Find each line below containing the word "Java" and copy it.

Dataset rows describing interfaces:
--- START ---

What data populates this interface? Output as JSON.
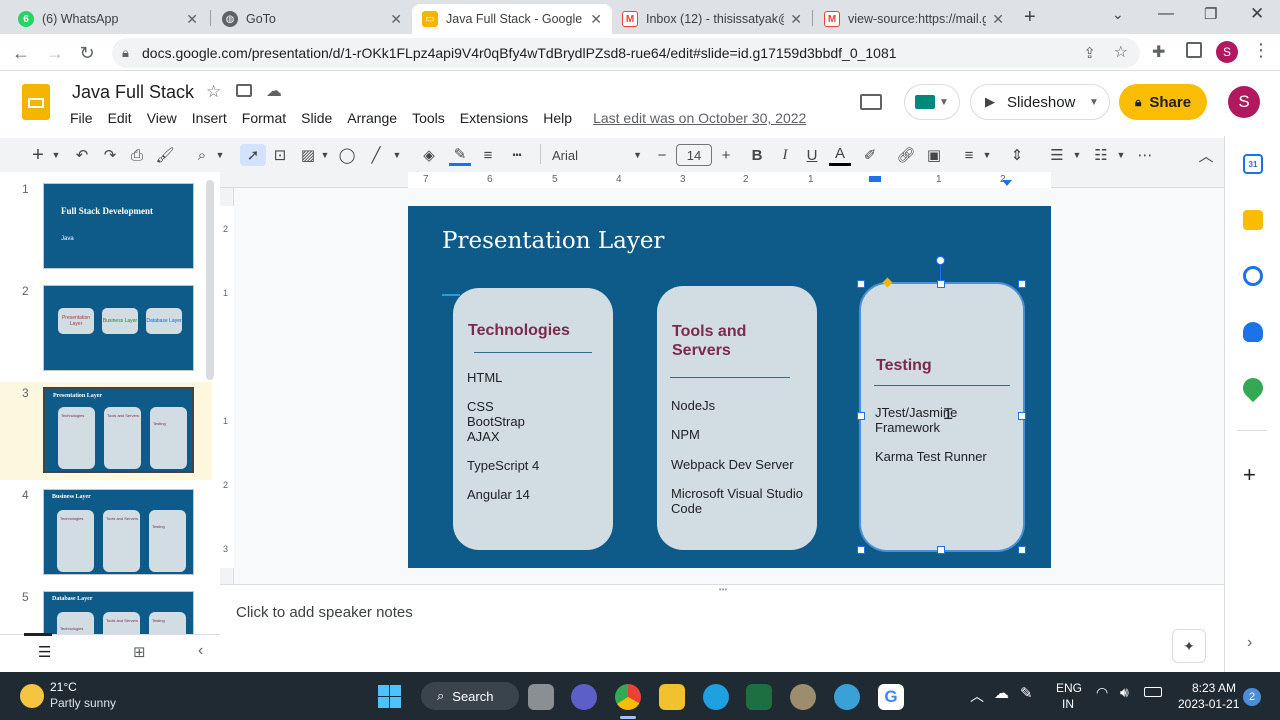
{
  "browser": {
    "tabs": [
      {
        "title": "(6) WhatsApp",
        "icon": "whatsapp-icon",
        "color": "#25d366",
        "badge": "6"
      },
      {
        "title": "GoTo",
        "icon": "globe-icon",
        "color": "#5f6368"
      },
      {
        "title": "Java Full Stack - Google S",
        "icon": "slides-icon",
        "color": "#f4b400",
        "active": true
      },
      {
        "title": "Inbox (12) - thisissatyak@",
        "icon": "gmail-icon",
        "color": "#ea4335"
      },
      {
        "title": "view-source:https://mail.g",
        "icon": "gmail-icon",
        "color": "#ea4335"
      }
    ],
    "url": "docs.google.com/presentation/d/1-rOKk1FLpz4api9V4r0qBfy4wTdBrydlPZsd8-rue64/edit#slide=id.g17159d3bbdf_0_1081",
    "profile_initial": "S"
  },
  "doc": {
    "title": "Java Full Stack",
    "menu": [
      "File",
      "Edit",
      "View",
      "Insert",
      "Format",
      "Slide",
      "Arrange",
      "Tools",
      "Extensions",
      "Help"
    ],
    "last_edit": "Last edit was on October 30, 2022",
    "slideshow_label": "Slideshow",
    "share_label": "Share",
    "avatar_initial": "S"
  },
  "toolbar": {
    "font": "Arial",
    "font_size": "14",
    "minus": "−",
    "plus": "+"
  },
  "ruler": {
    "labels": [
      "7",
      "6",
      "5",
      "4",
      "3",
      "2",
      "1",
      "1",
      "2"
    ],
    "vlabels": [
      "2",
      "1",
      "1",
      "2",
      "3"
    ]
  },
  "filmstrip": {
    "slides": [
      {
        "num": "1",
        "title": "Full Stack Development",
        "subtitle": "Java"
      },
      {
        "num": "2",
        "boxes": [
          "Presentation Layer",
          "Business Layer",
          "Database Layer"
        ]
      },
      {
        "num": "3",
        "title": "Presentation Layer",
        "cols": [
          "Technologies",
          "Tools and Servers",
          "Testing"
        ],
        "selected": true
      },
      {
        "num": "4",
        "title": "Business Layer",
        "cols": [
          "Technologies",
          "Tools and Servers",
          "Testing"
        ]
      },
      {
        "num": "5",
        "title": "Database Layer",
        "cols": [
          "Technologies",
          "Tools and Servers",
          "Testing"
        ]
      }
    ]
  },
  "slide": {
    "title": "Presentation Layer",
    "cards": [
      {
        "title": "Technologies",
        "items": [
          "HTML",
          "CSS\nBootStrap\nAJAX",
          "TypeScript 4",
          "Angular 14"
        ]
      },
      {
        "title": "Tools and\nServers",
        "items": [
          "NodeJs",
          "NPM",
          "Webpack Dev Server",
          "Microsoft Visual Studio\nCode"
        ]
      },
      {
        "title": "Testing",
        "items": [
          "JTest/Jasmine\nFramework",
          "Karma Test Runner"
        ]
      }
    ]
  },
  "notes": {
    "placeholder": "Click to add speaker notes"
  },
  "taskbar": {
    "weather_temp": "21°C",
    "weather_desc": "Partly sunny",
    "search_label": "Search",
    "lang": "ENG",
    "region": "IN",
    "time": "8:23 AM",
    "date": "2023-01-21",
    "notif_count": "2"
  },
  "colors": {
    "slide_bg": "#0e5a89",
    "card_bg": "#d2dde3",
    "card_title": "#7b2a4b",
    "share_bg": "#fbbc04",
    "accent": "#1a73e8"
  }
}
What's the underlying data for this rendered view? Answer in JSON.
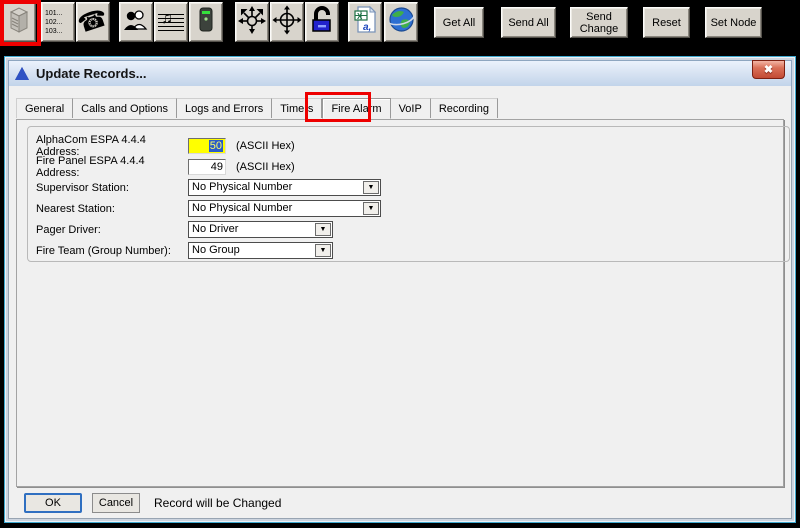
{
  "toolbar": {
    "station_list_lines": [
      "101...",
      "102...",
      "103..."
    ],
    "buttons": [
      "Get All",
      "Send All",
      "Send Change",
      "Reset",
      "Set Node"
    ],
    "icons": [
      "node-server-icon",
      "station-list-icon",
      "handset-icon",
      "users-icon",
      "music-notes-icon",
      "intercom-station-icon",
      "distribute-arrows-icon",
      "crosshair-arrows-icon",
      "open-lock-icon",
      "excel-export-icon",
      "globe-icon"
    ]
  },
  "dialog": {
    "title": "Update Records...",
    "tabs": [
      {
        "label": "General"
      },
      {
        "label": "Calls and Options"
      },
      {
        "label": "Logs and Errors"
      },
      {
        "label": "Timers"
      },
      {
        "label": "Fire Alarm"
      },
      {
        "label": "VoIP"
      },
      {
        "label": "Recording"
      }
    ],
    "active_tab": "Fire Alarm",
    "fields": [
      {
        "label": "AlphaCom ESPA 4.4.4 Address:",
        "value": "50",
        "suffix": "(ASCII Hex)"
      },
      {
        "label": "Fire Panel ESPA 4.4.4 Address:",
        "value": "49",
        "suffix": "(ASCII Hex)"
      },
      {
        "label": "Supervisor Station:",
        "value": "No Physical Number"
      },
      {
        "label": "Nearest Station:",
        "value": "No Physical Number"
      },
      {
        "label": "Pager Driver:",
        "value": "No Driver"
      },
      {
        "label": "Fire Team (Group Number):",
        "value": "No Group"
      }
    ],
    "footer": {
      "ok": "OK",
      "cancel": "Cancel",
      "status": "Record will be Changed"
    }
  },
  "colors": {
    "annotation_red": "#ee0000",
    "field_highlight_yellow": "#ffff00",
    "selection_blue": "#2b5cc8",
    "title_gradient_top": "#ebf2fc",
    "title_gradient_bottom": "#c2d4ea",
    "toolbar_button_gray": "#d8d4cc"
  }
}
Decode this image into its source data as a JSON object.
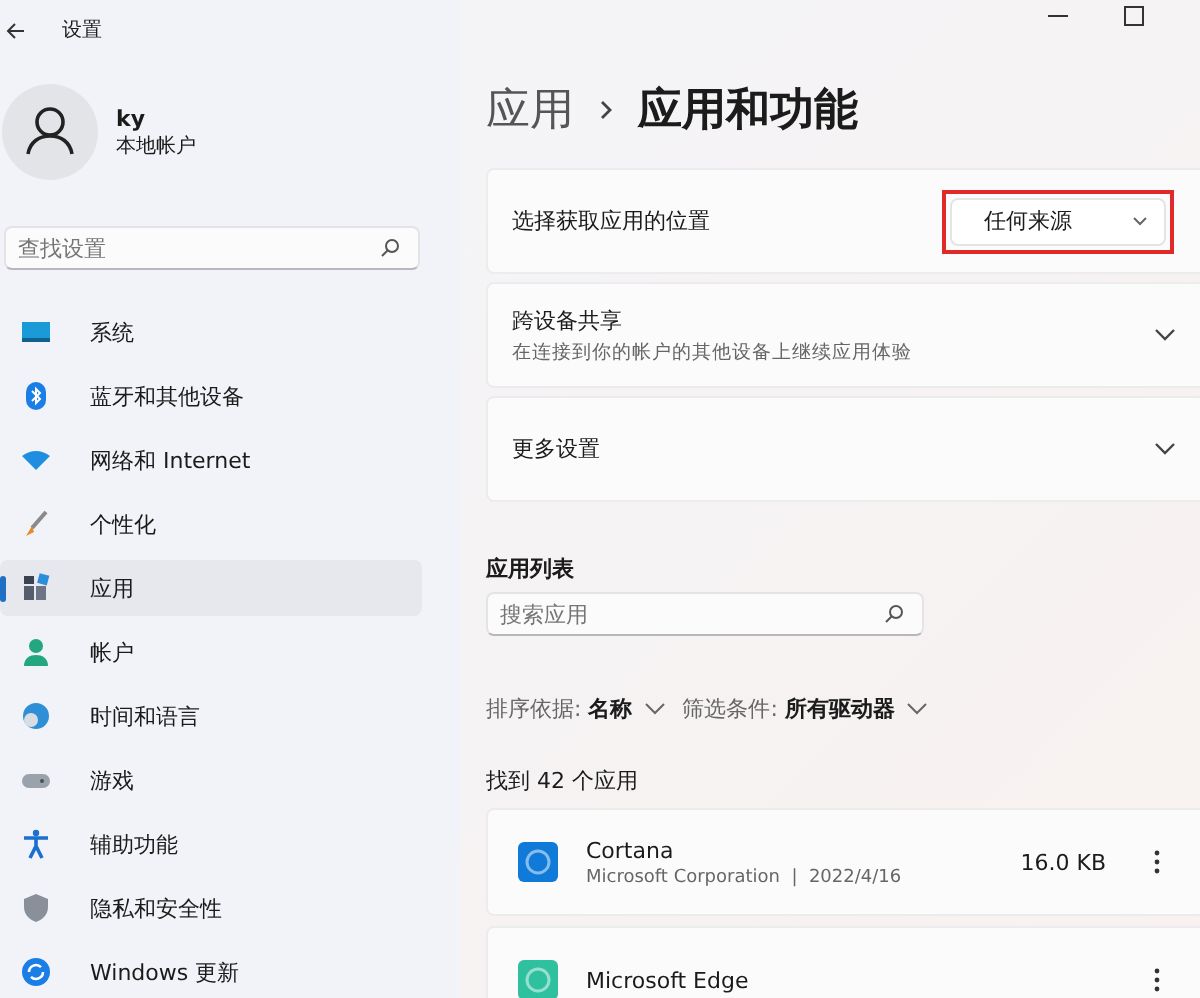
{
  "window": {
    "title": "设置"
  },
  "profile": {
    "name": "ky",
    "account": "本地帐户"
  },
  "sidebar": {
    "search": {
      "placeholder": "查找设置"
    },
    "items": [
      {
        "label": "系统",
        "kind": "system",
        "selected": false
      },
      {
        "label": "蓝牙和其他设备",
        "kind": "bluetooth",
        "selected": false
      },
      {
        "label": "网络和 Internet",
        "kind": "network",
        "selected": false
      },
      {
        "label": "个性化",
        "kind": "brush",
        "selected": false
      },
      {
        "label": "应用",
        "kind": "apps",
        "selected": true
      },
      {
        "label": "帐户",
        "kind": "account",
        "selected": false
      },
      {
        "label": "时间和语言",
        "kind": "time",
        "selected": false
      },
      {
        "label": "游戏",
        "kind": "gaming",
        "selected": false
      },
      {
        "label": "辅助功能",
        "kind": "accessibility",
        "selected": false
      },
      {
        "label": "隐私和安全性",
        "kind": "privacy",
        "selected": false
      },
      {
        "label": "Windows 更新",
        "kind": "update",
        "selected": false
      }
    ]
  },
  "breadcrumb": {
    "parent": "应用",
    "current": "应用和功能"
  },
  "settings": [
    {
      "kind": "dropdown",
      "label": "选择获取应用的位置",
      "value": "任何来源",
      "highlighted": true
    },
    {
      "kind": "expander",
      "label": "跨设备共享",
      "description": "在连接到你的帐户的其他设备上继续应用体验"
    },
    {
      "kind": "expander",
      "label": "更多设置"
    }
  ],
  "app_list": {
    "heading": "应用列表",
    "search": {
      "placeholder": "搜索应用"
    },
    "sort": "排序依据: **名称**",
    "filter": "筛选条件: **所有驱动器**",
    "count": "找到 42 个应用",
    "apps": [
      {
        "name": "Cortana",
        "details": "Microsoft Corporation  |  2022/4/16",
        "size": "16.0 KB",
        "color": "#0f7ad8"
      },
      {
        "name": "Microsoft Edge",
        "color": "#2fc0a0"
      }
    ]
  }
}
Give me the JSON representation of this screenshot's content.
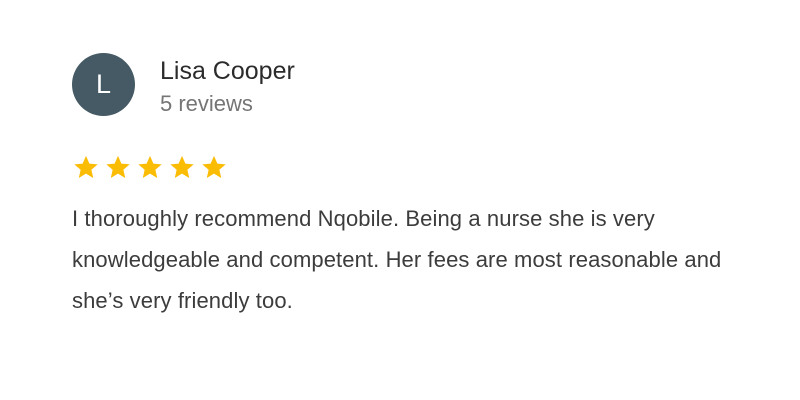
{
  "review": {
    "avatar_initial": "L",
    "avatar_color": "#455a64",
    "reviewer_name": "Lisa Cooper",
    "review_count": "5 reviews",
    "rating": 5,
    "rating_max": 5,
    "star_color": "#fbbc04",
    "star_icon": "star-icon",
    "text": "I thoroughly recommend Nqobile. Being a nurse she is very knowledgeable and competent. Her fees are most reasonable and she’s very friendly too."
  }
}
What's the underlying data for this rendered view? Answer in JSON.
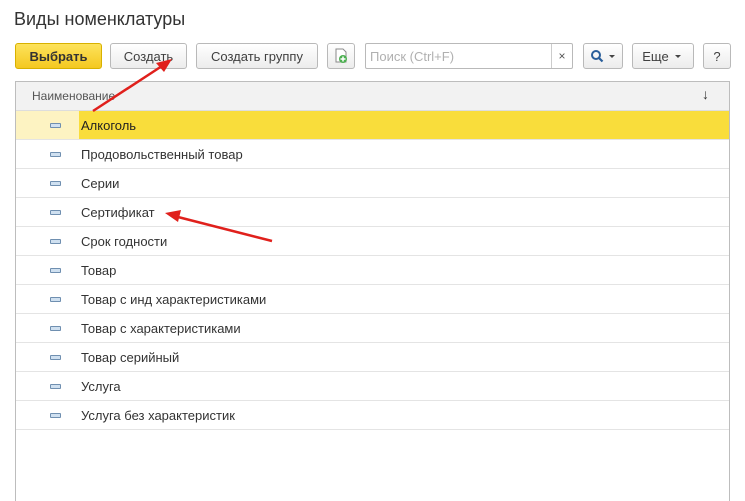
{
  "page": {
    "title": "Виды номенклатуры"
  },
  "toolbar": {
    "select_label": "Выбрать",
    "create_label": "Создать",
    "create_group_label": "Создать группу",
    "search_placeholder": "Поиск (Ctrl+F)",
    "clear_symbol": "×",
    "more_label": "Еще",
    "help_label": "?"
  },
  "grid": {
    "column_header": "Наименование",
    "sort_symbol": "↓",
    "rows": [
      "Алкоголь",
      "Продовольственный товар",
      "Серии",
      "Сертификат",
      "Срок годности",
      "Товар",
      "Товар с инд характеристиками",
      "Товар с характеристиками",
      "Товар серийный",
      "Услуга",
      "Услуга без характеристик"
    ],
    "selected_index": 0
  },
  "colors": {
    "primary_button": "#f4c820",
    "selected_row": "#f9dd3b",
    "annotation_arrow": "#e0201c"
  },
  "icons": [
    "copy-add-icon",
    "search-icon",
    "dropdown-icon",
    "row-item-icon"
  ]
}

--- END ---

=== SOLUTION ===
        "title": "Java Full Stack - Google S",
    "title": "Java Full Stack",
        "subtitle": "Java"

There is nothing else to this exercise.